In your copy, each record should read exactly as it does below, and no pictures should be present.

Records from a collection
▼▼▼

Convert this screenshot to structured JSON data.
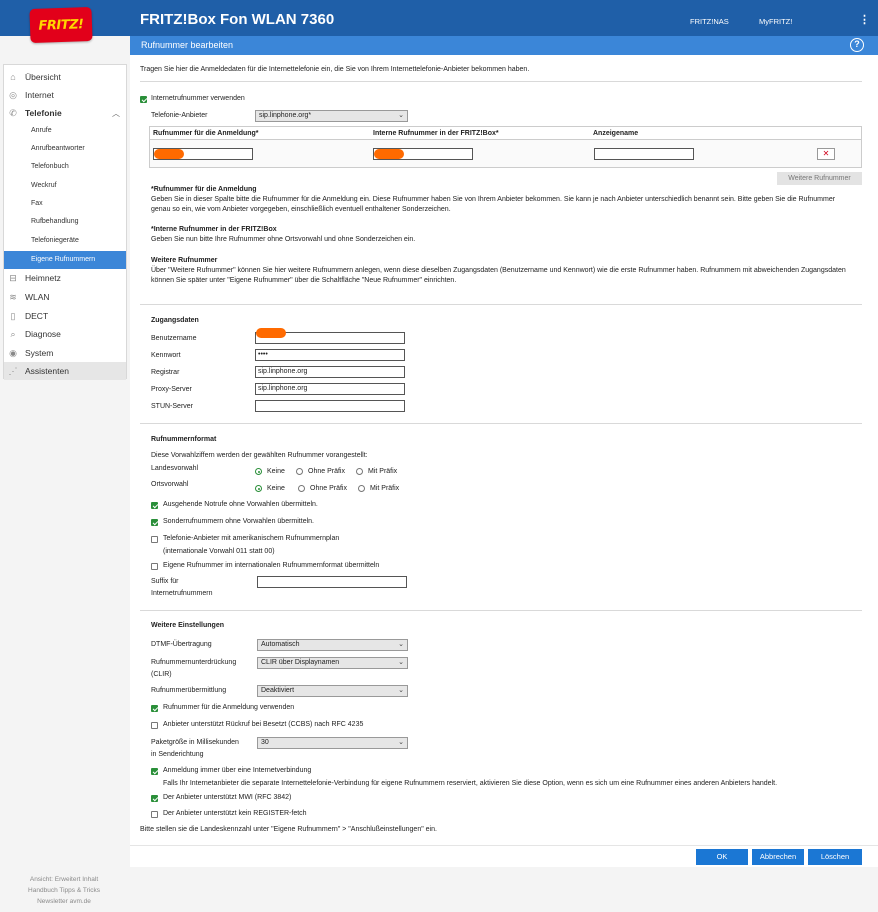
{
  "header": {
    "logo_text": "FRITZ!",
    "product": "FRITZ!Box Fon WLAN 7360",
    "link_nas": "FRITZ!NAS",
    "link_myfritz": "MyFRITZ!",
    "menu_glyph": "⋮",
    "subtitle": "Rufnummer bearbeiten",
    "help_glyph": "?"
  },
  "sidebar": {
    "items": [
      {
        "label": "Übersicht",
        "icon": "home-icon",
        "glyph": "⌂"
      },
      {
        "label": "Internet",
        "icon": "globe-icon",
        "glyph": "◎"
      },
      {
        "label": "Telefonie",
        "icon": "phone-icon",
        "glyph": "✆"
      }
    ],
    "sub_items": [
      "Anrufe",
      "Anrufbeantworter",
      "Telefonbuch",
      "Weckruf",
      "Fax",
      "Rufbehandlung",
      "Telefoniegeräte",
      "Eigene Rufnummern"
    ],
    "items2": [
      {
        "label": "Heimnetz",
        "icon": "network-icon",
        "glyph": "⊟"
      },
      {
        "label": "WLAN",
        "icon": "wifi-icon",
        "glyph": "≋"
      },
      {
        "label": "DECT",
        "icon": "dect-icon",
        "glyph": "▯"
      },
      {
        "label": "Diagnose",
        "icon": "diagnose-icon",
        "glyph": "⌕"
      },
      {
        "label": "System",
        "icon": "system-icon",
        "glyph": "◉"
      },
      {
        "label": "Assistenten",
        "icon": "wizard-icon",
        "glyph": "⋰"
      }
    ],
    "footer_line1": "Ansicht: Erweitert   Inhalt",
    "footer_line2": "Handbuch   Tipps & Tricks",
    "footer_line3": "Newsletter   avm.de",
    "accent": "#3b86d8"
  },
  "content": {
    "intro": "Tragen Sie hier die Anmeldedaten für die Internettelefonie ein, die Sie von Ihrem Internettelefonie-Anbieter bekommen haben.",
    "use_internet_number": "Internetrufnummer verwenden",
    "provider_label": "Telefonie-Anbieter",
    "provider_value": "sip.linphone.org*",
    "table": {
      "col1": "Rufnummer für die Anmeldung*",
      "col2": "Interne Rufnummer in der FRITZ!Box*",
      "col3": "Anzeigename",
      "delete_glyph": "✕"
    },
    "more_numbers_button": "Weitere Rufnummer",
    "help1_title": "*Rufnummer für die Anmeldung",
    "help1_text": "Geben Sie in dieser Spalte bitte die Rufnummer für die Anmeldung ein. Diese Rufnummer haben Sie von Ihrem Anbieter bekommen. Sie kann je nach Anbieter unterschiedlich benannt sein. Bitte geben Sie die Rufnummer genau so ein, wie vom Anbieter vorgegeben, einschließlich eventuell enthaltener Sonderzeichen.",
    "help2_title": "*Interne Rufnummer in der FRITZ!Box",
    "help2_text": "Geben Sie nun bitte Ihre Rufnummer ohne Ortsvorwahl und ohne Sonderzeichen ein.",
    "help3_title": "Weitere Rufnummer",
    "help3_text": "Über \"Weitere Rufnummer\" können Sie hier weitere Rufnummern anlegen, wenn diese dieselben Zugangsdaten (Benutzername und Kennwort) wie die erste Rufnummer haben. Rufnummern mit abweichenden Zugangsdaten können Sie später unter \"Eigene Rufnummer\" über die Schaltfläche \"Neue Rufnummer\" einrichten.",
    "access": {
      "title": "Zugangsdaten",
      "username_label": "Benutzername",
      "password_label": "Kennwort",
      "password_value": "••••",
      "registrar_label": "Registrar",
      "registrar_value": "sip.linphone.org",
      "proxy_label": "Proxy-Server",
      "proxy_value": "sip.linphone.org",
      "stun_label": "STUN-Server",
      "stun_value": ""
    },
    "format": {
      "title": "Rufnummernformat",
      "intro": "Diese Vorwahlziffern werden der gewählten Rufnummer vorangestellt:",
      "country_label": "Landesvorwahl",
      "local_label": "Ortsvorwahl",
      "opt_none": "Keine",
      "opt_no_prefix": "Ohne Präfix",
      "opt_with_prefix": "Mit Präfix",
      "emergency": "Ausgehende Notrufe ohne Vorwahlen übermitteln.",
      "special": "Sonderrufnummern ohne Vorwahlen übermitteln.",
      "american": "Telefonie-Anbieter mit amerikanischem Rufnummernplan",
      "american_note": "(internationale Vorwahl 011 statt 00)",
      "international": "Eigene Rufnummer im internationalen Rufnummernformat übermitteln",
      "suffix_label_1": "Suffix für",
      "suffix_label_2": "Internetrufnummern"
    },
    "further": {
      "title": "Weitere Einstellungen",
      "dtmf_label": "DTMF-Übertragung",
      "dtmf_value": "Automatisch",
      "clir_label_1": "Rufnummernunterdrückung",
      "clir_label_2": "(CLIR)",
      "clir_value": "CLIR über Displaynamen",
      "transmit_label": "Rufnummerübermittlung",
      "transmit_value": "Deaktiviert",
      "use_login_number": "Rufnummer für die Anmeldung verwenden",
      "ccbs": "Anbieter unterstützt Rückruf bei Besetzt (CCBS) nach RFC 4235",
      "packet_label_1": "Paketgröße in Millisekunden",
      "packet_label_2": "in Senderichtung",
      "packet_value": "30",
      "always_internet": "Anmeldung immer über eine Internetverbindung",
      "always_internet_note": "Falls Ihr Internetanbieter die separate Internettelefonie-Verbindung für eigene Rufnummern reserviert, aktivieren Sie diese Option, wenn es sich um eine Rufnummer eines anderen Anbieters handelt.",
      "mwi": "Der Anbieter unterstützt MWI (RFC 3842)",
      "register_fetch": "Der Anbieter unterstützt kein REGISTER-fetch"
    },
    "footer_note": "Bitte stellen sie die Landeskennzahl unter \"Eigene Rufnummern\" > \"Anschlußeinstellungen\" ein."
  },
  "buttons": {
    "ok": "OK",
    "cancel": "Abbrechen",
    "delete": "Löschen"
  },
  "colors": {
    "header": "#1f5fa8",
    "subbar": "#3b86d8",
    "check": "#2a8f39",
    "button": "#1b77d4",
    "redaction": "#ff6a00"
  }
}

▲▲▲

Reply
Convert this screenshot to structured JSON data.
{
  "header": {
    "logo_text": "FRITZ!",
    "product": "FRITZ!Box Fon WLAN 7360",
    "link_nas": "FRITZ!NAS",
    "link_myfritz": "MyFRITZ!",
    "menu_glyph": "⋮",
    "subtitle": "Rufnummer bearbeiten",
    "help_glyph": "?"
  },
  "sidebar": {
    "items": [
      {
        "label": "Übersicht",
        "icon": "home-icon",
        "glyph": "⌂"
      },
      {
        "label": "Internet",
        "icon": "globe-icon",
        "glyph": "◎"
      },
      {
        "label": "Telefonie",
        "icon": "phone-icon",
        "glyph": "✆"
      }
    ],
    "sub_items": [
      "Anrufe",
      "Anrufbeantworter",
      "Telefonbuch",
      "Weckruf",
      "Fax",
      "Rufbehandlung",
      "Telefoniegeräte",
      "Eigene Rufnummern"
    ],
    "items2": [
      {
        "label": "Heimnetz",
        "icon": "network-icon",
        "glyph": "⊟"
      },
      {
        "label": "WLAN",
        "icon": "wifi-icon",
        "glyph": "≋"
      },
      {
        "label": "DECT",
        "icon": "dect-icon",
        "glyph": "▯"
      },
      {
        "label": "Diagnose",
        "icon": "diagnose-icon",
        "glyph": "⌕"
      },
      {
        "label": "System",
        "icon": "system-icon",
        "glyph": "◉"
      },
      {
        "label": "Assistenten",
        "icon": "wizard-icon",
        "glyph": "⋰"
      }
    ],
    "footer_line1": "Ansicht: Erweitert   Inhalt",
    "footer_line2": "Handbuch   Tipps & Tricks",
    "footer_line3": "Newsletter   avm.de",
    "accent": "#3b86d8"
  },
  "content": {
    "intro": "Tragen Sie hier die Anmeldedaten für die Internettelefonie ein, die Sie von Ihrem Internettelefonie-Anbieter bekommen haben.",
    "use_internet_number": "Internetrufnummer verwenden",
    "provider_label": "Telefonie-Anbieter",
    "provider_value": "sip.linphone.org*",
    "table": {
      "col1": "Rufnummer für die Anmeldung*",
      "col2": "Interne Rufnummer in der FRITZ!Box*",
      "col3": "Anzeigename",
      "delete_glyph": "✕"
    },
    "more_numbers_button": "Weitere Rufnummer",
    "help1_title": "*Rufnummer für die Anmeldung",
    "help1_text": "Geben Sie in dieser Spalte bitte die Rufnummer für die Anmeldung ein. Diese Rufnummer haben Sie von Ihrem Anbieter bekommen. Sie kann je nach Anbieter unterschiedlich benannt sein. Bitte geben Sie die Rufnummer genau so ein, wie vom Anbieter vorgegeben, einschließlich eventuell enthaltener Sonderzeichen.",
    "help2_title": "*Interne Rufnummer in der FRITZ!Box",
    "help2_text": "Geben Sie nun bitte Ihre Rufnummer ohne Ortsvorwahl und ohne Sonderzeichen ein.",
    "help3_title": "Weitere Rufnummer",
    "help3_text": "Über \"Weitere Rufnummer\" können Sie hier weitere Rufnummern anlegen, wenn diese dieselben Zugangsdaten (Benutzername und Kennwort) wie die erste Rufnummer haben. Rufnummern mit abweichenden Zugangsdaten können Sie später unter \"Eigene Rufnummer\" über die Schaltfläche \"Neue Rufnummer\" einrichten.",
    "access": {
      "title": "Zugangsdaten",
      "username_label": "Benutzername",
      "password_label": "Kennwort",
      "password_value": "••••",
      "registrar_label": "Registrar",
      "registrar_value": "sip.linphone.org",
      "proxy_label": "Proxy-Server",
      "proxy_value": "sip.linphone.org",
      "stun_label": "STUN-Server",
      "stun_value": ""
    },
    "format": {
      "title": "Rufnummernformat",
      "intro": "Diese Vorwahlziffern werden der gewählten Rufnummer vorangestellt:",
      "country_label": "Landesvorwahl",
      "local_label": "Ortsvorwahl",
      "opt_none": "Keine",
      "opt_no_prefix": "Ohne Präfix",
      "opt_with_prefix": "Mit Präfix",
      "emergency": "Ausgehende Notrufe ohne Vorwahlen übermitteln.",
      "special": "Sonderrufnummern ohne Vorwahlen übermitteln.",
      "american": "Telefonie-Anbieter mit amerikanischem Rufnummernplan",
      "american_note": "(internationale Vorwahl 011 statt 00)",
      "international": "Eigene Rufnummer im internationalen Rufnummernformat übermitteln",
      "suffix_label_1": "Suffix für",
      "suffix_label_2": "Internetrufnummern"
    },
    "further": {
      "title": "Weitere Einstellungen",
      "dtmf_label": "DTMF-Übertragung",
      "dtmf_value": "Automatisch",
      "clir_label_1": "Rufnummernunterdrückung",
      "clir_label_2": "(CLIR)",
      "clir_value": "CLIR über Displaynamen",
      "transmit_label": "Rufnummerübermittlung",
      "transmit_value": "Deaktiviert",
      "use_login_number": "Rufnummer für die Anmeldung verwenden",
      "ccbs": "Anbieter unterstützt Rückruf bei Besetzt (CCBS) nach RFC 4235",
      "packet_label_1": "Paketgröße in Millisekunden",
      "packet_label_2": "in Senderichtung",
      "packet_value": "30",
      "always_internet": "Anmeldung immer über eine Internetverbindung",
      "always_internet_note": "Falls Ihr Internetanbieter die separate Internettelefonie-Verbindung für eigene Rufnummern reserviert, aktivieren Sie diese Option, wenn es sich um eine Rufnummer eines anderen Anbieters handelt.",
      "mwi": "Der Anbieter unterstützt MWI (RFC 3842)",
      "register_fetch": "Der Anbieter unterstützt kein REGISTER-fetch"
    },
    "footer_note": "Bitte stellen sie die Landeskennzahl unter \"Eigene Rufnummern\" > \"Anschlußeinstellungen\" ein."
  },
  "buttons": {
    "ok": "OK",
    "cancel": "Abbrechen",
    "delete": "Löschen"
  },
  "colors": {
    "header": "#1f5fa8",
    "subbar": "#3b86d8",
    "check": "#2a8f39",
    "button": "#1b77d4",
    "redaction": "#ff6a00"
  }
}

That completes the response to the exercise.